He hobbled off the plane at the Owen Roberts International Airport on Tuesday on crutches, but that was not such a big deal for Corey Mellaneo, captain of the triumphant Under-15 Cayman Islands national football team.
Mellaneo had led Cayman to third place in the Caribbean Football Union championships in Anguilla and St. Maarten and picked up a torn ankle ligament along the way. He did it when landing awkwardly from heading the ball, yet played on and completed the match.
It may need surgery but that is merely a consequence of playing the sport he loves.
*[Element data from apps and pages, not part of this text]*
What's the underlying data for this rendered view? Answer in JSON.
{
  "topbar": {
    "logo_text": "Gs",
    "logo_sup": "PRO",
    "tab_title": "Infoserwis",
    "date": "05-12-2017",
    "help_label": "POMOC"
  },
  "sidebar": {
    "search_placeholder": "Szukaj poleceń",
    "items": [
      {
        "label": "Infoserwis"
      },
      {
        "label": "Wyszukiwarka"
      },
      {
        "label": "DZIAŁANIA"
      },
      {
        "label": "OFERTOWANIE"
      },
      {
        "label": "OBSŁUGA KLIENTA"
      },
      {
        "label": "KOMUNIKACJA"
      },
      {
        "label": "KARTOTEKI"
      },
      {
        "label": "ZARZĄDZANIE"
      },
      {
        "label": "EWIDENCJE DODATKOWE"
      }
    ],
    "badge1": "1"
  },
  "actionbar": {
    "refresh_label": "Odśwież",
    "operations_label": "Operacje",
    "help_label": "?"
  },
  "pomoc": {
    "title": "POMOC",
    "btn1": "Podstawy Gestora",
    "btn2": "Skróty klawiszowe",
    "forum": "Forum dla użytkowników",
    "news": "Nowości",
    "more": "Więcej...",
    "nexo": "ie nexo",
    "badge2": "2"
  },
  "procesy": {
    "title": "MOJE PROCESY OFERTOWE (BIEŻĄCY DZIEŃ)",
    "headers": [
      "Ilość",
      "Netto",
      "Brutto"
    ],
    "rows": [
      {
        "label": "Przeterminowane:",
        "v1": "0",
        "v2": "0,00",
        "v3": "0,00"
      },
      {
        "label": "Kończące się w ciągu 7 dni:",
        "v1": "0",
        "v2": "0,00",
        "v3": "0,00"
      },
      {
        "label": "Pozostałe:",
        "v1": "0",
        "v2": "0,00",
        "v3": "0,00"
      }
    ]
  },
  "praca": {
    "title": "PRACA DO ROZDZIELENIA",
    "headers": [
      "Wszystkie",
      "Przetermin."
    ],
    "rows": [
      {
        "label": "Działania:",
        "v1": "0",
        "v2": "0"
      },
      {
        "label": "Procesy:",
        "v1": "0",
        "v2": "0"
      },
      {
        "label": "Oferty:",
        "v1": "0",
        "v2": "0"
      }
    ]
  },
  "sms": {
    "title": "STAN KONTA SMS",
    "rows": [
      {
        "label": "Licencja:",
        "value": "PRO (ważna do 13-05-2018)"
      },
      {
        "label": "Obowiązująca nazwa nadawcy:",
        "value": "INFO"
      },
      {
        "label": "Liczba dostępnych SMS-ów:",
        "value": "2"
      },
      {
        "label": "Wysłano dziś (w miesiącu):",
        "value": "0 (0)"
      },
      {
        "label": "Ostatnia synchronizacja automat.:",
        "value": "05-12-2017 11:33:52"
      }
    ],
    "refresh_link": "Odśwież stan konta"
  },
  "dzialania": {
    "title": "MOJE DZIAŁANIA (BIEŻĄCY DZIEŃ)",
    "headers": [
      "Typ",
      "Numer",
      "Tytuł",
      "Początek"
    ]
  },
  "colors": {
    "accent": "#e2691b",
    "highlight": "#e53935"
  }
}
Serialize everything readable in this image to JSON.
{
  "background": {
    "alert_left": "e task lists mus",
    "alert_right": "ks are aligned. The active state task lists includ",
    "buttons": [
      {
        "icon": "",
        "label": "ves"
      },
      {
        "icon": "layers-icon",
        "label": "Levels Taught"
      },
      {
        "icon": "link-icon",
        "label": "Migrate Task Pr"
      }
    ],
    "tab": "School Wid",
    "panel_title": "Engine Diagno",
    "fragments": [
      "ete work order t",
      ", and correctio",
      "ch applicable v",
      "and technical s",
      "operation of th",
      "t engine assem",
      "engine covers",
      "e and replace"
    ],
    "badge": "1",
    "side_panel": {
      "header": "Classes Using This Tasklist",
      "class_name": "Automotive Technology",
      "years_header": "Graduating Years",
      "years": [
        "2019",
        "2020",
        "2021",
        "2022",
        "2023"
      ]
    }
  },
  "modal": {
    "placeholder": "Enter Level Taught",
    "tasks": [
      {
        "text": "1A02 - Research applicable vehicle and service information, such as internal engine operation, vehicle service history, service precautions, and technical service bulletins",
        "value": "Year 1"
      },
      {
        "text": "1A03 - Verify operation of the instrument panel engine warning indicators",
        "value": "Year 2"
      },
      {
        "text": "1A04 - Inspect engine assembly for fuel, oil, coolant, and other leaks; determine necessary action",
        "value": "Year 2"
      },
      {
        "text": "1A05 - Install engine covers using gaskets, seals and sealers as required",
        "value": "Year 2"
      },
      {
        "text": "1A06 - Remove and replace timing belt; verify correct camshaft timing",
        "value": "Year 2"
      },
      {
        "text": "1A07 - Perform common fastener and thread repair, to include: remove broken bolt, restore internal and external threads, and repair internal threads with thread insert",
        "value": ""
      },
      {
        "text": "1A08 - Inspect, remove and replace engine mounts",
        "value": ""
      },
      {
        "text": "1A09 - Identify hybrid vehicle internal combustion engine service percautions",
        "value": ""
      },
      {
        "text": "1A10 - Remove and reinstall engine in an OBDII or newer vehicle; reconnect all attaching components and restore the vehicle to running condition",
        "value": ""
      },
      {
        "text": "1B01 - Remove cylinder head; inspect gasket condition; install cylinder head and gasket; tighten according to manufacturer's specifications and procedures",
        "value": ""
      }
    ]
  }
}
Mellaneo, 15, stood out at the CFU Championships not just for his playing ability, but also his leadership skills in his first international competition.
“It was a good experience,” he said. “With the short preparation we had, I think we did well overall and I think we should have won the game against Dominican Republic if the ref hadn’t made a bad decision.”
Dominican Republic won 1-0 after scoring from a harshly given penalty from a handball.
“Next year for the World Cup Qualifiers at U-17 I think we will do good in it,” Mellaneo said.
Millions of teenage boys obsessed with fulfilling their dreams of making it in the game have the backing of their family, but few make the same sacrifice as Mellaneo’s mother Antoinette.
Exactly a year ago, she moved with Corey from Cayman to England to increase her son’s chances of making it in the game. A big Arsenal fan, he dreams of donning the team’s red and white jersey at the Emirates one day.
Based in Canterbury, Kent, a town on the east coast, they initially found things tough to get used to. But after a while even the chilly weather, bland cuisine and different customs and culture were bearable.
The defensive midfielder has had trials with pro clubs Charlton and Gillingham so far. He did not get accepted but said the scouts were suitably impressed to look out for him in future games.
Mellaneo believes he has the talent to make it as a pro but is aware that the competition is fierce, “so I’ll just have to work harder and try my best and see what happens.”
He admits it was not love at first sight when he arrived in the U.K. “As soon as I got there I was environmentally shocked,” he smiled. “But after a few months I got used to it.”